Sky Dome

Step inside the Sky Dome to experience a warm tropical climate while exploring our indoor jungle filled with exotic and unique flora and fauna. 

Rattlesnake Gulch

Try your hand at gemstone sluicing or go on a 3D safari. Our very own old west ghost town as numerous photo opportunities and activities to keep the kids entertained.

Cheyenne's Habitat

Cheyenne the bald eagle has been a permanent resident of Reptile Gardens for 11 years with permission of the US Fish & Wildlife Service.

Maniac's habitat

Maniac is our resident giant saltwater crocodile. At over 16 feet long and1,350pounds, he is one of the largest giant crocodiles in the western hemisphere. If you don't see him at his enclosure inside the SkyDome, make sure to check outside!

Prairie Dog Town

Get down to eye-level with these fuzzy little animals and see firsthand what life is like in a typical prairie dog town!

Methuselah's Playground

Methuselah was a giant Galapagos Tortoise weighing in at over 600 pounds, and a long time resident of Reptile Gardens. His memory lives on at this playground featuring a bronze statue of Methuselah himself. 

Snake Show stage

Get up-close-and-personal with our snake ambassadors in this family-friendly snake handling show.

Gator Show stage

Dozens of Alligators, Crocodiles, and Caimans and one keeper...what could go wrong? Separate fact from fiction in this educational, family-friendly show and get a chance to pet Fluffy, our baby gator!

Bird Show stage

Interact with some of the most exotic birds from around the world at the Bird Show, where they love to show off their beauty and intelligence. 

Gift Shop

Carrying a wide variety of Reptile Gardens souvenirs as well as educational books for every age and a variety of stunning rocks, minerals, and fossils from all over the world.

Green Parrot Cafe

Hungry? Refuel with buffalo burgers, The Maniac burger, Black Mamba Shakes, Indian Tacos, and more!

Giant Tortoise

Don't miss this photo opportunity! Get up-close and personal with these friendly giants who love to have their neck scratched and are great with kids. 

Tortuga Falls

Take a stroll through this meditative garden, gaze into our turtle and koi pond, listen to the waterfalls, and don't miss Darwin the Kookaburra! 

Walking Garden

We're about more than just Reptiles! Our outdoor gardens are beauty to be seen as they change throughout the season and year after year. 
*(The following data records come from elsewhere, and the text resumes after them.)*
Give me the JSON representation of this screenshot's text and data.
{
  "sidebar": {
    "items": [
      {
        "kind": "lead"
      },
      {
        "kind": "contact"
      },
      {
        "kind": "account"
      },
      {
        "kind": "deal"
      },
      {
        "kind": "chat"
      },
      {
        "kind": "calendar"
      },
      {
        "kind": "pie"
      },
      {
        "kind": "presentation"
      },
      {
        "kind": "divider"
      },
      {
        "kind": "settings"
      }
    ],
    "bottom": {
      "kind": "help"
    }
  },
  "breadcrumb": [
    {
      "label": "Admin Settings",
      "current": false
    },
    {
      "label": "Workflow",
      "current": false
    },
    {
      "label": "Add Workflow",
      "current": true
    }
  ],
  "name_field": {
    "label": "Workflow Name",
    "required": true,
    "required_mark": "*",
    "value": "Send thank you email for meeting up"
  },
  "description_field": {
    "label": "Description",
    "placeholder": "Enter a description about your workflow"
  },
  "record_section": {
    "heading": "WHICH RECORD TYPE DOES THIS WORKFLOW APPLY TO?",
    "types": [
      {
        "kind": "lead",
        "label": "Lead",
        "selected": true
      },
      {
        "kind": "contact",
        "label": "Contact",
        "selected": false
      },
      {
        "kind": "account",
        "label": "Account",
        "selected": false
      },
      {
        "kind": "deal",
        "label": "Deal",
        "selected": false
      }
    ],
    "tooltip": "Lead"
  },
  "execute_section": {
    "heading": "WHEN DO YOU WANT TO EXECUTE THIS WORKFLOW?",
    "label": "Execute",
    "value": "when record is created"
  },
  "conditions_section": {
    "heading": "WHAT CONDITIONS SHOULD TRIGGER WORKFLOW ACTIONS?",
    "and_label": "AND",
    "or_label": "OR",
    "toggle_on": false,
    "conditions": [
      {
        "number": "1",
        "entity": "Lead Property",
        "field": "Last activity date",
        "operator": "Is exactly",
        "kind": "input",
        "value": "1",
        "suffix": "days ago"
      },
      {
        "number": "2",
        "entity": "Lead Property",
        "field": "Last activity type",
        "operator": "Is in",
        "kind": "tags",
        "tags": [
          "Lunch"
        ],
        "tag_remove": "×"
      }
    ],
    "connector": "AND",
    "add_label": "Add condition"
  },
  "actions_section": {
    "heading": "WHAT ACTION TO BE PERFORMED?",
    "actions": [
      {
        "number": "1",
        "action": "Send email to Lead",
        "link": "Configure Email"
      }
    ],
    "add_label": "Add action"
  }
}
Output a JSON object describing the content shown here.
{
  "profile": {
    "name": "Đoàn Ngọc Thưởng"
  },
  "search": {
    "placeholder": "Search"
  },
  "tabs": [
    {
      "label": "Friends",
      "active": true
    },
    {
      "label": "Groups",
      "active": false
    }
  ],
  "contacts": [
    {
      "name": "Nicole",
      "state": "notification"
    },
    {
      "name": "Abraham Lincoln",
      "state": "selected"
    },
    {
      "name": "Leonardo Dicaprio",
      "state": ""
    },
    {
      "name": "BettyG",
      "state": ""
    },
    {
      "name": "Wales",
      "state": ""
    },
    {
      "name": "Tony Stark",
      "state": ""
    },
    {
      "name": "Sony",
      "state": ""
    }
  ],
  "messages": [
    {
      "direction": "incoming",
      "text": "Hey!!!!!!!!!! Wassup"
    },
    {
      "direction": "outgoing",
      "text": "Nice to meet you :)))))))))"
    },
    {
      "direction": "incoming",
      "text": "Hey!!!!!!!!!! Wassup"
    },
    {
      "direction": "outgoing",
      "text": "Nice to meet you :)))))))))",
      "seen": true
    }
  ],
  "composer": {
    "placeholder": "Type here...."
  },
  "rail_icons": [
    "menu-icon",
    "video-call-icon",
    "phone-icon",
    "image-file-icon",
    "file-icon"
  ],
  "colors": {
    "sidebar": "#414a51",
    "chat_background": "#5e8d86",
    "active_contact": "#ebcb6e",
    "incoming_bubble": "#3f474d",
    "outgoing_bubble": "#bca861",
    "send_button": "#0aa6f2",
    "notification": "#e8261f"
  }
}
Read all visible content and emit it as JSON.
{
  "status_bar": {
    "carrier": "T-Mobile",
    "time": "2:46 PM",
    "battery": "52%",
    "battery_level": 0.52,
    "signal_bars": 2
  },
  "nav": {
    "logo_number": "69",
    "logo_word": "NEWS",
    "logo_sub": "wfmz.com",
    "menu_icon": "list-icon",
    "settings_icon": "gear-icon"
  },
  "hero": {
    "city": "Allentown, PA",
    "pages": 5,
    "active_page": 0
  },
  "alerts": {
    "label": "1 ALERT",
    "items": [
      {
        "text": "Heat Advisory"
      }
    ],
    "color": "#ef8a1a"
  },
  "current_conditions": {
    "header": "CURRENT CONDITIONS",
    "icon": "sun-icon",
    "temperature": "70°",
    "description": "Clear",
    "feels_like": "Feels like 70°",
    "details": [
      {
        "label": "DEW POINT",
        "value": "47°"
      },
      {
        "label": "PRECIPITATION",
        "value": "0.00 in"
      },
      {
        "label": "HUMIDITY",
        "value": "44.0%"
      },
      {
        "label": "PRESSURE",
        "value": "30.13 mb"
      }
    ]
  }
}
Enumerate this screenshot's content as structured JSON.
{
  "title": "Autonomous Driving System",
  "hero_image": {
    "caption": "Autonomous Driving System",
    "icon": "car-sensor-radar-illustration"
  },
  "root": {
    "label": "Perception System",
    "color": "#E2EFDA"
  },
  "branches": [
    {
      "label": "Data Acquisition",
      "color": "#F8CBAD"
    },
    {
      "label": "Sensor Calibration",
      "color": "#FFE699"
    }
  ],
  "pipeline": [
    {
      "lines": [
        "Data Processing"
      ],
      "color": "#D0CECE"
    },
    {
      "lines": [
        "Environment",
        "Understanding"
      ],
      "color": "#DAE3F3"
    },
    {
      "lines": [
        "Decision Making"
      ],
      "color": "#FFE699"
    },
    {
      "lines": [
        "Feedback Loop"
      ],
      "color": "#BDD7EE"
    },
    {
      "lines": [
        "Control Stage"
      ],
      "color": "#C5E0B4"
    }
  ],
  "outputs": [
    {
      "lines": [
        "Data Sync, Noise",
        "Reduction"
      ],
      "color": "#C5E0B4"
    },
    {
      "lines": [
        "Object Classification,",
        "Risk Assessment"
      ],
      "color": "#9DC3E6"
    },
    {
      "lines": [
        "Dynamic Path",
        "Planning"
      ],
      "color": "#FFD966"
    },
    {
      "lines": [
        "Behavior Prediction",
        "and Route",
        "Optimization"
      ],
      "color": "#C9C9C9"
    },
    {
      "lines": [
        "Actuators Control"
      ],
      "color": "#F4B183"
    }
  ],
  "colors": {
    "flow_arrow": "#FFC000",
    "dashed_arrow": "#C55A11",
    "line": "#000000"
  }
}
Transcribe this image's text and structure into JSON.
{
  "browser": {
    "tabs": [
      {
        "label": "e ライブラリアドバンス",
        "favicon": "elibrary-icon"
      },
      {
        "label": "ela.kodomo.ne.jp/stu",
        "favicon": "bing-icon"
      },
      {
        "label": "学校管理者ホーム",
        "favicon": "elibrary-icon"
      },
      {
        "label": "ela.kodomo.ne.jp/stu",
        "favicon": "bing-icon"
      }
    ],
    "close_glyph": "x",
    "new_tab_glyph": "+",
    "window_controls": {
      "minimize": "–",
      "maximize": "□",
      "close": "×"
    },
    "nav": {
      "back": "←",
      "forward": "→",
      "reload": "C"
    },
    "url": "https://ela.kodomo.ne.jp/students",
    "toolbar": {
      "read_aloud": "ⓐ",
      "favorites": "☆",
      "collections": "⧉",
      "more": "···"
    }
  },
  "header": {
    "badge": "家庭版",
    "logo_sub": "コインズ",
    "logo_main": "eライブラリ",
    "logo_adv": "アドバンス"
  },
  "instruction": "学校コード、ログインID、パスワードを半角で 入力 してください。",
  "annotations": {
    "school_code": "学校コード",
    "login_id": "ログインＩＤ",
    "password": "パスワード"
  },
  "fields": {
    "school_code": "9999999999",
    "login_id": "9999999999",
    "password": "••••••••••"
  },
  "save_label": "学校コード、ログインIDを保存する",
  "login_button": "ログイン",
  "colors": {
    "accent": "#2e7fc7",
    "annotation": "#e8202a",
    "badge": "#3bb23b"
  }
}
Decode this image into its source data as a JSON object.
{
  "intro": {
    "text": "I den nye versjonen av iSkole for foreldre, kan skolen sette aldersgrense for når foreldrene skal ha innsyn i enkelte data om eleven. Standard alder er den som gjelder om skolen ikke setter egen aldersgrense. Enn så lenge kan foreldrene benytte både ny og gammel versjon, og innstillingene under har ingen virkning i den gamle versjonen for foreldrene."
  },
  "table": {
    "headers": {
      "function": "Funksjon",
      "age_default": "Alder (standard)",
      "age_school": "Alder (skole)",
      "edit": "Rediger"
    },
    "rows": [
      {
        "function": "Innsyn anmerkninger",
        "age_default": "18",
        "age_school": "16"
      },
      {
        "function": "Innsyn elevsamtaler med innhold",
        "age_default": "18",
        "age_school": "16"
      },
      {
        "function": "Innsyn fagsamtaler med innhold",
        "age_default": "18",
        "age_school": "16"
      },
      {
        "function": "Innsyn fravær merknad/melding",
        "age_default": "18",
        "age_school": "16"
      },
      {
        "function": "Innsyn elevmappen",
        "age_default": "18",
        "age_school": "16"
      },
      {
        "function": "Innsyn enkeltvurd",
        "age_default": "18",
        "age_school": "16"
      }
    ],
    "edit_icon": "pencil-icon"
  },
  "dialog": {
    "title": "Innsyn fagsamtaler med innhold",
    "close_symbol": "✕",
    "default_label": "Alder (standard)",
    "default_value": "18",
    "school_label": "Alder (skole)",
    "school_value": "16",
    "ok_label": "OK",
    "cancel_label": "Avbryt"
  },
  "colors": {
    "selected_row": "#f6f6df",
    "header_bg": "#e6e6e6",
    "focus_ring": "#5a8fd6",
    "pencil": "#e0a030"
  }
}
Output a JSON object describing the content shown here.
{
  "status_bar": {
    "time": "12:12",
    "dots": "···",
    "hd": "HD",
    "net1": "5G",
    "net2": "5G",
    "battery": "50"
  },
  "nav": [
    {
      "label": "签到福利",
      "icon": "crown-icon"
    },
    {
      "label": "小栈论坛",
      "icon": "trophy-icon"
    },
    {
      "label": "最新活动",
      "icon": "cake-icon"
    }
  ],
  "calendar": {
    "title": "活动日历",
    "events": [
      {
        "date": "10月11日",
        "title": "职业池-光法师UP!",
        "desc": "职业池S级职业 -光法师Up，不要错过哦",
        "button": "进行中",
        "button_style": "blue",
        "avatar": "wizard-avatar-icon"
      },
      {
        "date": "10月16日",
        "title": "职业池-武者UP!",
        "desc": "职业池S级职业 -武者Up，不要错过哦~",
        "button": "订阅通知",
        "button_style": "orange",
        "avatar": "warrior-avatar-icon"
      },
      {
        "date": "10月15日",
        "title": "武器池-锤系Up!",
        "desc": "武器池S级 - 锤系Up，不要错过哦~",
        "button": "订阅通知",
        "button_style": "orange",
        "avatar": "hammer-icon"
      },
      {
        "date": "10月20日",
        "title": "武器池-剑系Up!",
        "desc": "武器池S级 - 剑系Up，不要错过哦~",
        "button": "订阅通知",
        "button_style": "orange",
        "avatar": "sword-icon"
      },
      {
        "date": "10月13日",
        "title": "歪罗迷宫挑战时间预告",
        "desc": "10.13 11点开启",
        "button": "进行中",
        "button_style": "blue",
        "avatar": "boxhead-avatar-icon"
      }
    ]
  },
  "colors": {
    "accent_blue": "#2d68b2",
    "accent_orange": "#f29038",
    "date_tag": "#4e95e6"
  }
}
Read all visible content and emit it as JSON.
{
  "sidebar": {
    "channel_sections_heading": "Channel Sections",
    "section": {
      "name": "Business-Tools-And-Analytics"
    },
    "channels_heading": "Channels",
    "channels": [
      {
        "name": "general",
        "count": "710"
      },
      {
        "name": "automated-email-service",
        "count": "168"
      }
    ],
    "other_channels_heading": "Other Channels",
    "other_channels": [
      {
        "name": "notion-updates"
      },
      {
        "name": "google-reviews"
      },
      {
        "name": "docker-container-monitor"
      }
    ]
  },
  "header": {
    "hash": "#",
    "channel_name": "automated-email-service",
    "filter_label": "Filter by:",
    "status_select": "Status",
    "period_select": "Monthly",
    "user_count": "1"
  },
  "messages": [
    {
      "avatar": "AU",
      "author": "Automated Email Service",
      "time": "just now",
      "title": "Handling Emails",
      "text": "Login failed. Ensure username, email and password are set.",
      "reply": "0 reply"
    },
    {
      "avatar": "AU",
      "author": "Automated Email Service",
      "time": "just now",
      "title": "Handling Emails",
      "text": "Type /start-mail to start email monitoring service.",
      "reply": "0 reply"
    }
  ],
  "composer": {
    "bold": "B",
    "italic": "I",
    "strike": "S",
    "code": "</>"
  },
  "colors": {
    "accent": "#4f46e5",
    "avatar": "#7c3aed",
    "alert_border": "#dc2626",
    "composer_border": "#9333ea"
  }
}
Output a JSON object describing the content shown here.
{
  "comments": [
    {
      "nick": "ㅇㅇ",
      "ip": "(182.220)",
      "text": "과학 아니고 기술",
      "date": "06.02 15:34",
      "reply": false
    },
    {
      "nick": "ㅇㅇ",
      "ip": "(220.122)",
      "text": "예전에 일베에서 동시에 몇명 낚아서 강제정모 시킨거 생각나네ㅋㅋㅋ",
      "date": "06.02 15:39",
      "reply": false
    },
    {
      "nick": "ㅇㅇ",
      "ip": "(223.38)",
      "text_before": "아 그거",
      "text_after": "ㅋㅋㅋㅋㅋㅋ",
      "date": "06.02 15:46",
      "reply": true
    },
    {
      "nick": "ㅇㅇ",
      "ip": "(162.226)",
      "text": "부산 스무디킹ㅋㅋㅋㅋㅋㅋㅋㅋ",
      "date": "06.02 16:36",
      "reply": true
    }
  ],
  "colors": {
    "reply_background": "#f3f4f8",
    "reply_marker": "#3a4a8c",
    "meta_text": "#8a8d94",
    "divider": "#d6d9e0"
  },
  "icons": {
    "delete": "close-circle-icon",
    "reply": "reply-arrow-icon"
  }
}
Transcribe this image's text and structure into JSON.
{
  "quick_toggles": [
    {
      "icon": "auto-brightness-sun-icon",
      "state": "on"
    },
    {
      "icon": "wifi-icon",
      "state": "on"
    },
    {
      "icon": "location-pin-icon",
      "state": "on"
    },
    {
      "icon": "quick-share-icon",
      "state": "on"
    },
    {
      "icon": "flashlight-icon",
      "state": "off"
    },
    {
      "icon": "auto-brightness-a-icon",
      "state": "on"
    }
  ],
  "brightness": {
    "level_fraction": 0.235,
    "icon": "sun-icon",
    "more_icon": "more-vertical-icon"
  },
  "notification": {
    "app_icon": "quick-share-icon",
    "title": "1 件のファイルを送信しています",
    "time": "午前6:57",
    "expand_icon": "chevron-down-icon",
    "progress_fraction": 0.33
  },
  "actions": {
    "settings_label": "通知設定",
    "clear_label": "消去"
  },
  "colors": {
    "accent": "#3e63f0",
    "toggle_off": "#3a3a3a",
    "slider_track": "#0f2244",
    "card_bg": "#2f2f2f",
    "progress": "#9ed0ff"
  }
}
Living Wall

This vertical garden is a wall of color that grows and changes through the Summer season creating striking patterns and unique portraits as it grows. 

Pet A Python

Don't miss your chance to Pet a Python!  Our snake handlers ar here to talk about any questions or myths you've heard about snakes. Don't forget your camera! Our pythons are very photogenic and love to photos with you!